Links

Text available via DOI:

View graph of relations

Flickering photology: turning bodies and textures of light

Research output: Contribution in Book/Report/ProceedingsChapter

Published
Publication date14/09/2016
Host publicationChoreography and corporeality: relay in motion
EditorsThomas F. De Frantz, Philipa Rothfield
Place of PublicationLondon
PublisherPalgrave
Pages51-66
Number of pages16
ISBN (Electronic)9781137546531
ISBN (Print)9781137546524
Original languageEnglish

Publication series

NameNew World Choreographies

Abstract
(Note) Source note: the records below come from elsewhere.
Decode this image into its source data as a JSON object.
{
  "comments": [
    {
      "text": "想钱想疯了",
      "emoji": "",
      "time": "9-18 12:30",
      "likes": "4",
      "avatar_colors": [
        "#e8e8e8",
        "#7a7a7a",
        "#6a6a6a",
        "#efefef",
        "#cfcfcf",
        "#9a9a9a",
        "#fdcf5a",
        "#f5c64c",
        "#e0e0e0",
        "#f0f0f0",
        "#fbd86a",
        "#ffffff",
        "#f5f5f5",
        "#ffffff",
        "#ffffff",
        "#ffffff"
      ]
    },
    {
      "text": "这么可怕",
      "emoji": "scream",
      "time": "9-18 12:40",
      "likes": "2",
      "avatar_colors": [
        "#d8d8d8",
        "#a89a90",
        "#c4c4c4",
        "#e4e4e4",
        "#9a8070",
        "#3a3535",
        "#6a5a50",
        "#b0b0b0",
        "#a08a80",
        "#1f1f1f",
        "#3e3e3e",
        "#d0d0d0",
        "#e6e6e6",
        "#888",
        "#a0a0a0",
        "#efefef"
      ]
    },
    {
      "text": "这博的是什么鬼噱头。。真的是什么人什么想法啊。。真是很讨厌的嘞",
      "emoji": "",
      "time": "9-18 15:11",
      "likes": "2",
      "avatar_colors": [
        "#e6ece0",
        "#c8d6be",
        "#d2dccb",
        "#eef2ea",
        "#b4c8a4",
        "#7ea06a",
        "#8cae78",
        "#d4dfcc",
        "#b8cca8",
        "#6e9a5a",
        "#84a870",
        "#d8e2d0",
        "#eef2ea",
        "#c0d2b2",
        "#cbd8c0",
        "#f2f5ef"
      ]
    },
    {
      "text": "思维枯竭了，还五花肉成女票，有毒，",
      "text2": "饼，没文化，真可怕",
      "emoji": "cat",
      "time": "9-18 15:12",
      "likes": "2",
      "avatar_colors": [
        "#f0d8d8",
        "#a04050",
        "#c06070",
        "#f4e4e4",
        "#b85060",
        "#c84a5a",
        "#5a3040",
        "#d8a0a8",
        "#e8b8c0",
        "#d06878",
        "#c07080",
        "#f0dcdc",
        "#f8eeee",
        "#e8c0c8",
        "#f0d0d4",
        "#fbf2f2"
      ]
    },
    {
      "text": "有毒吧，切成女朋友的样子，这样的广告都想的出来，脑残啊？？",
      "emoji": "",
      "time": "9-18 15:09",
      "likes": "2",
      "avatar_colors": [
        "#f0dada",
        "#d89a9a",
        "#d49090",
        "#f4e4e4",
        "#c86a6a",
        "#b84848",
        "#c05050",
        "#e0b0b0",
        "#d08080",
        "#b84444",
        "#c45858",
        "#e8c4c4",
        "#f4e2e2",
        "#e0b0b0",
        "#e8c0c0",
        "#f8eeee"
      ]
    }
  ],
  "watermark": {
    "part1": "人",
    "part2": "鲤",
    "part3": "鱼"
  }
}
This essay explores the first version of Russell Maliphant’s Afterlight, a highly-acclaimed solo for Daniel Proietto with lighting by Michael Hulls, animation by Jan Urbanowski and costumes by Stevie Stewart which was premiered at the In the Spirit of Diaghilev festival at Sadler’s Wells, London, in 2009. Taking note of the mesmerizing effects created on Proietto’s body as he turns in circles and spirals under Urbanowski’s expanding and shrinking nocturnal imagery, the essay considers the ways in Afterlight reflects early twentieth-century experiments with light and colour in the paintings of Degas and the movement studies of Muybridge, Marey and others. Furthermore, the essay takes Afterlight as a postmodern looking-glass through which we can glimpse early modern dance works from the same period that transfigure the human form through the play of light on bodies that turn in stage space. These include Vaslav Nijinsky’s The Golden Slave from Shéhérazade, which is explicitly re-imagined in Afterlight, and Serpentine Dance by Loïe Fuller, the “goddess of light” whose Paris debut was in 1871, the year in which Lewis Carroll’s Alice Through the Looking Glass was published. Indeed, the way in which Afterlight multiplies itself by refracting those early twentieth-century works is compellingly reminiscent of the optical effects through which human experience distends and shrinks in the two Alice stories. On this basis I argue that Afterlight creates a flickering (or unstable) “photology” (or knowledge of light) in which there is not only a relay from Maliphant’s work to optical experiments in early modern dance and visual art, but also a relay from those practices to phenomenological theory, especially as that has been developed by Merleau-Ponty, Levinas and Benjamin. This theory provides an alternative to the hegemonic western philosophical and scientific tradition in which – as I indicate with reference to examples ranging from laboratory experiments, through landscape painting, to European dance theatre in the last thirty years – gross material things are “illuminated” by the “light” of transcendent human reason. If “light” in that tradition is thus the founding concept-trope for “the intelligible activities of a knowing subject [who is] entirely separated from the passive mechanisms of a physical body” (Vasseleu 1998: 14), then the alternative phenomenological theory celebrates “textures of light” in which the subject who touches, sees and moves is always enfolded within, but can never master, the other that is touched, seen and moved. Considered in this way, Afterlight offers an after light, or erotic light, in which the dancing body at first coils into consciousness of itself, but then unfolds to trace and caress, but never grasp, the textures of light of an elemental other that is non-possessable and indeterminable.